Task goal:
Repeat the records. Each line must match exactly.

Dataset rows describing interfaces
——————————

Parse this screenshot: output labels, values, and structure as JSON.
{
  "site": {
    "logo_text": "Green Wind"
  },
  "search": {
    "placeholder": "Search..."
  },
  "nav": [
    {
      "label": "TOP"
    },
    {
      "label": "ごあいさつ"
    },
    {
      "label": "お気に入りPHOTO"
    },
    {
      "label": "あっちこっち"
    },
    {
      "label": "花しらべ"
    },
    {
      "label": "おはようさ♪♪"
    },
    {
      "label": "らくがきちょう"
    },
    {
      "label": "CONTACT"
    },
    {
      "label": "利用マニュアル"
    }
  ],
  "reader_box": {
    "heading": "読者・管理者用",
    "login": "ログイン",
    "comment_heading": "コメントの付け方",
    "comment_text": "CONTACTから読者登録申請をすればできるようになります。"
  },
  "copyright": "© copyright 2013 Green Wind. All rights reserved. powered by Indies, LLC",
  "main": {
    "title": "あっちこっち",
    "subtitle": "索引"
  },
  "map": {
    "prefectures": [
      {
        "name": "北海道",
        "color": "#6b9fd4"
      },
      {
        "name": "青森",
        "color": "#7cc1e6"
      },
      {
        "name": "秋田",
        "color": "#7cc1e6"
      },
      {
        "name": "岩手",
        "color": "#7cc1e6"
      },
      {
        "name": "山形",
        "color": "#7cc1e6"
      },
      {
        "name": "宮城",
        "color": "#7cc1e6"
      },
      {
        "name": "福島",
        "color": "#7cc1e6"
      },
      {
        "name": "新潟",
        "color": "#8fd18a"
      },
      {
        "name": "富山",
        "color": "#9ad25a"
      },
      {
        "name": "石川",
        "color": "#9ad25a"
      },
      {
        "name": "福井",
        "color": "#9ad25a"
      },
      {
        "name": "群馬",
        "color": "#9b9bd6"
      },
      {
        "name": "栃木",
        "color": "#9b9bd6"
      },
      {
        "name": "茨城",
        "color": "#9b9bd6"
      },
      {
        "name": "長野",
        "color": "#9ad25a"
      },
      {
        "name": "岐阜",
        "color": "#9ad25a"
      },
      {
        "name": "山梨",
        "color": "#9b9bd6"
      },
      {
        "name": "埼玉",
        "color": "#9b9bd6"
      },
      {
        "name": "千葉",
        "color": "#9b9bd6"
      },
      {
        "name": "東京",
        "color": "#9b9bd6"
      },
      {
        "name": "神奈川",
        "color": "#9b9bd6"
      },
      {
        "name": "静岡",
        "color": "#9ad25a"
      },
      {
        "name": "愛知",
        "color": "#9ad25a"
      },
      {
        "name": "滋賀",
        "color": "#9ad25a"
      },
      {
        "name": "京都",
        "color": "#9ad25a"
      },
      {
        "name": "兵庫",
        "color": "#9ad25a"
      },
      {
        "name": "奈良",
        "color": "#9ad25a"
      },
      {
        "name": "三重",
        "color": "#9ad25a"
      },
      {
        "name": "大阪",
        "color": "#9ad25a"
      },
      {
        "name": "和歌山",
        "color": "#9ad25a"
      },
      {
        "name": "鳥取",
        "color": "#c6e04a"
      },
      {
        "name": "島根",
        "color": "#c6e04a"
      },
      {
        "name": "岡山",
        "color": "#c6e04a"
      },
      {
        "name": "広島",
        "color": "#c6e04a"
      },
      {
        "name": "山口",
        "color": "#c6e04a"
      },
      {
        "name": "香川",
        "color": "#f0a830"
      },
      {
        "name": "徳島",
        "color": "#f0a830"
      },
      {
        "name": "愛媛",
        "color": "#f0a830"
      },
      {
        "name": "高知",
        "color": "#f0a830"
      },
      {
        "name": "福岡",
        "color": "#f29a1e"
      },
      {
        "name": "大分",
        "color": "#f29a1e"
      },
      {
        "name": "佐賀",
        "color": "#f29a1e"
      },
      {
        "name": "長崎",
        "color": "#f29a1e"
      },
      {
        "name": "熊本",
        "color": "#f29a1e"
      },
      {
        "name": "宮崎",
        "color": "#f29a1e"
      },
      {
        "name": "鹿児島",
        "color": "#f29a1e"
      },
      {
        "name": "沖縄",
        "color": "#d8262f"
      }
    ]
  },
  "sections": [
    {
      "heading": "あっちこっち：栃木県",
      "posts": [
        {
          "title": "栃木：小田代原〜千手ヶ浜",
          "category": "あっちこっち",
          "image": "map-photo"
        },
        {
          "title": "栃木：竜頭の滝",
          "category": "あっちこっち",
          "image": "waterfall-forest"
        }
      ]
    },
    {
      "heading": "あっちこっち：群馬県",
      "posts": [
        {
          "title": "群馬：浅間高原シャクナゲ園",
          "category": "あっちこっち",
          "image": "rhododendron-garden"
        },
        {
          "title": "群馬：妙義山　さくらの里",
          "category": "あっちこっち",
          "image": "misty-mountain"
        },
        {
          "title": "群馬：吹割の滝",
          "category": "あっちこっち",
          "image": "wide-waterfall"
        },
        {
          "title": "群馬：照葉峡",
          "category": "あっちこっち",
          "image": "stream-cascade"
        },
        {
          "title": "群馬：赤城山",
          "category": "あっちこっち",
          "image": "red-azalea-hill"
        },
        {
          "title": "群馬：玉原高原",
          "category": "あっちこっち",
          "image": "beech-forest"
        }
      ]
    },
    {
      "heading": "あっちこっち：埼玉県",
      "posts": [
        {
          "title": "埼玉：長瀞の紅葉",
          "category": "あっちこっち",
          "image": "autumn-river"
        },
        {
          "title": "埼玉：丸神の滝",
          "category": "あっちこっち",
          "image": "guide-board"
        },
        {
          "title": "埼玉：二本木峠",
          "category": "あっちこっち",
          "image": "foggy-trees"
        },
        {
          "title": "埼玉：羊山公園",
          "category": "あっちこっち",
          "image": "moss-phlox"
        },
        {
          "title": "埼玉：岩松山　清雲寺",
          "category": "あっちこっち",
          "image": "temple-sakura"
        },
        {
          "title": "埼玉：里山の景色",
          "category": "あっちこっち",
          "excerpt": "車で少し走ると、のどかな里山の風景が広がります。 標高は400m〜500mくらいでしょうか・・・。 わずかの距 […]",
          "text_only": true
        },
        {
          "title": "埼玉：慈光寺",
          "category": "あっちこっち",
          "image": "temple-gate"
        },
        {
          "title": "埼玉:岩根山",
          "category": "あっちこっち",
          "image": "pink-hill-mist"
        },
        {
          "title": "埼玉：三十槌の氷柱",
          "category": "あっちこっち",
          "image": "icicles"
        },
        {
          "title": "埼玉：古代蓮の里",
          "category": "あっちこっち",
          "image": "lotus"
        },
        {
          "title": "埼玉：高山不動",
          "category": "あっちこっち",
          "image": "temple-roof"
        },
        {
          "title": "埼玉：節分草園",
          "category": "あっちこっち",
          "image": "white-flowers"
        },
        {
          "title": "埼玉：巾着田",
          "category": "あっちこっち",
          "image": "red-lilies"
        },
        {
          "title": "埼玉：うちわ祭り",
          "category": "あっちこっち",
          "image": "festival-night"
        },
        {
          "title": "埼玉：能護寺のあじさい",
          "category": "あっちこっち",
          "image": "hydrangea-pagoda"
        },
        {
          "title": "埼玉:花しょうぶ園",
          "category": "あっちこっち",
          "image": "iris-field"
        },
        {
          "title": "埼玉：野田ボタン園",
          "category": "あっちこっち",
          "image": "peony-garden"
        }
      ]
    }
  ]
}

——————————

Worked solution:
Parse this screenshot: output labels, values, and structure as JSON.
{
  "site": {
    "logo_text": "Green Wind"
  },
  "search": {
    "placeholder": "Search..."
  },
  "nav": [
    {
      "label": "TOP"
    },
    {
      "label": "ごあいさつ"
    },
    {
      "label": "お気に入りPHOTO"
    },
    {
      "label": "あっちこっち"
    },
    {
      "label": "花しらべ"
    },
    {
      "label": "おはようさ♪♪"
    },
    {
      "label": "らくがきちょう"
    },
    {
      "label": "CONTACT"
    },
    {
      "label": "利用マニュアル"
    }
  ],
  "reader_box": {
    "heading": "読者・管理者用",
    "login": "ログイン",
    "comment_heading": "コメントの付け方",
    "comment_text": "CONTACTから読者登録申請をすればできるようになります。"
  },
  "copyright": "© copyright 2013 Green Wind. All rights reserved. powered by Indies, LLC",
  "main": {
    "title": "あっちこっち",
    "subtitle": "索引"
  },
  "map": {
    "prefectures": [
      {
        "name": "北海道",
        "color": "#6b9fd4"
      },
      {
        "name": "青森",
        "color": "#7cc1e6"
      },
      {
        "name": "秋田",
        "color": "#7cc1e6"
      },
      {
        "name": "岩手",
        "color": "#7cc1e6"
      },
      {
        "name": "山形",
        "color": "#7cc1e6"
      },
      {
        "name": "宮城",
        "color": "#7cc1e6"
      },
      {
        "name": "福島",
        "color": "#7cc1e6"
      },
      {
        "name": "新潟",
        "color": "#8fd18a"
      },
      {
        "name": "富山",
        "color": "#9ad25a"
      },
      {
        "name": "石川",
        "color": "#9ad25a"
      },
      {
        "name": "福井",
        "color": "#9ad25a"
      },
      {
        "name": "群馬",
        "color": "#9b9bd6"
      },
      {
        "name": "栃木",
        "color": "#9b9bd6"
      },
      {
        "name": "茨城",
        "color": "#9b9bd6"
      },
      {
        "name": "長野",
        "color": "#9ad25a"
      },
      {
        "name": "岐阜",
        "color": "#9ad25a"
      },
      {
        "name": "山梨",
        "color": "#9b9bd6"
      },
      {
        "name": "埼玉",
        "color": "#9b9bd6"
      },
      {
        "name": "千葉",
        "color": "#9b9bd6"
      },
      {
        "name": "東京",
        "color": "#9b9bd6"
      },
      {
        "name": "神奈川",
        "color": "#9b9bd6"
      },
      {
        "name": "静岡",
        "color": "#9ad25a"
      },
      {
        "name": "愛知",
        "color": "#9ad25a"
      },
      {
        "name": "滋賀",
        "color": "#9ad25a"
      },
      {
        "name": "京都",
        "color": "#9ad25a"
      },
      {
        "name": "兵庫",
        "color": "#9ad25a"
      },
      {
        "name": "奈良",
        "color": "#9ad25a"
      },
      {
        "name": "三重",
        "color": "#9ad25a"
      },
      {
        "name": "大阪",
        "color": "#9ad25a"
      },
      {
        "name": "和歌山",
        "color": "#9ad25a"
      },
      {
        "name": "鳥取",
        "color": "#c6e04a"
      },
      {
        "name": "島根",
        "color": "#c6e04a"
      },
      {
        "name": "岡山",
        "color": "#c6e04a"
      },
      {
        "name": "広島",
        "color": "#c6e04a"
      },
      {
        "name": "山口",
        "color": "#c6e04a"
      },
      {
        "name": "香川",
        "color": "#f0a830"
      },
      {
        "name": "徳島",
        "color": "#f0a830"
      },
      {
        "name": "愛媛",
        "color": "#f0a830"
      },
      {
        "name": "高知",
        "color": "#f0a830"
      },
      {
        "name": "福岡",
        "color": "#f29a1e"
      },
      {
        "name": "大分",
        "color": "#f29a1e"
      },
      {
        "name": "佐賀",
        "color": "#f29a1e"
      },
      {
        "name": "長崎",
        "color": "#f29a1e"
      },
      {
        "name": "熊本",
        "color": "#f29a1e"
      },
      {
        "name": "宮崎",
        "color": "#f29a1e"
      },
      {
        "name": "鹿児島",
        "color": "#f29a1e"
      },
      {
        "name": "沖縄",
        "color": "#d8262f"
      }
    ]
  },
  "sections": [
    {
      "heading": "あっちこっち：栃木県",
      "posts": [
        {
          "title": "栃木：小田代原〜千手ヶ浜",
          "category": "あっちこっち",
          "image": "map-photo"
        },
        {
          "title": "栃木：竜頭の滝",
          "category": "あっちこっち",
          "image": "waterfall-forest"
        }
      ]
    },
    {
      "heading": "あっちこっち：群馬県",
      "posts": [
        {
          "title": "群馬：浅間高原シャクナゲ園",
          "category": "あっちこっち",
          "image": "rhododendron-garden"
        },
        {
          "title": "群馬：妙義山　さくらの里",
          "category": "あっちこっち",
          "image": "misty-mountain"
        },
        {
          "title": "群馬：吹割の滝",
          "category": "あっちこっち",
          "image": "wide-waterfall"
        },
        {
          "title": "群馬：照葉峡",
          "category": "あっちこっち",
          "image": "stream-cascade"
        },
        {
          "title": "群馬：赤城山",
          "category": "あっちこっち",
          "image": "red-azalea-hill"
        },
        {
          "title": "群馬：玉原高原",
          "category": "あっちこっち",
          "image": "beech-forest"
        }
      ]
    },
    {
      "heading": "あっちこっち：埼玉県",
      "posts": [
        {
          "title": "埼玉：長瀞の紅葉",
          "category": "あっちこっち",
          "image": "autumn-river"
        },
        {
          "title": "埼玉：丸神の滝",
          "category": "あっちこっち",
          "image": "guide-board"
        },
        {
          "title": "埼玉：二本木峠",
          "category": "あっちこっち",
          "image": "foggy-trees"
        },
        {
          "title": "埼玉：羊山公園",
          "category": "あっちこっち",
          "image": "moss-phlox"
        },
        {
          "title": "埼玉：岩松山　清雲寺",
          "category": "あっちこっち",
          "image": "temple-sakura"
        },
        {
          "title": "埼玉：里山の景色",
          "category": "あっちこっち",
          "excerpt": "車で少し走ると、のどかな里山の風景が広がります。 標高は400m〜500mくらいでしょうか・・・。 わずかの距 […]",
          "text_only": true
        },
        {
          "title": "埼玉：慈光寺",
          "category": "あっちこっち",
          "image": "temple-gate"
        },
        {
          "title": "埼玉:岩根山",
          "category": "あっちこっち",
          "image": "pink-hill-mist"
        },
        {
          "title": "埼玉：三十槌の氷柱",
          "category": "あっちこっち",
          "image": "icicles"
        },
        {
          "title": "埼玉：古代蓮の里",
          "category": "あっちこっち",
          "image": "lotus"
        },
        {
          "title": "埼玉：高山不動",
          "category": "あっちこっち",
          "image": "temple-roof"
        },
        {
          "title": "埼玉：節分草園",
          "category": "あっちこっち",
          "image": "white-flowers"
        },
        {
          "title": "埼玉：巾着田",
          "category": "あっちこっち",
          "image": "red-lilies"
        },
        {
          "title": "埼玉：うちわ祭り",
          "category": "あっちこっち",
          "image": "festival-night"
        },
        {
          "title": "埼玉：能護寺のあじさい",
          "category": "あっちこっち",
          "image": "hydrangea-pagoda"
        },
        {
          "title": "埼玉:花しょうぶ園",
          "category": "あっちこっち",
          "image": "iris-field"
        },
        {
          "title": "埼玉：野田ボタン園",
          "category": "あっちこっち",
          "image": "peony-garden"
        }
      ]
    }
  ]
}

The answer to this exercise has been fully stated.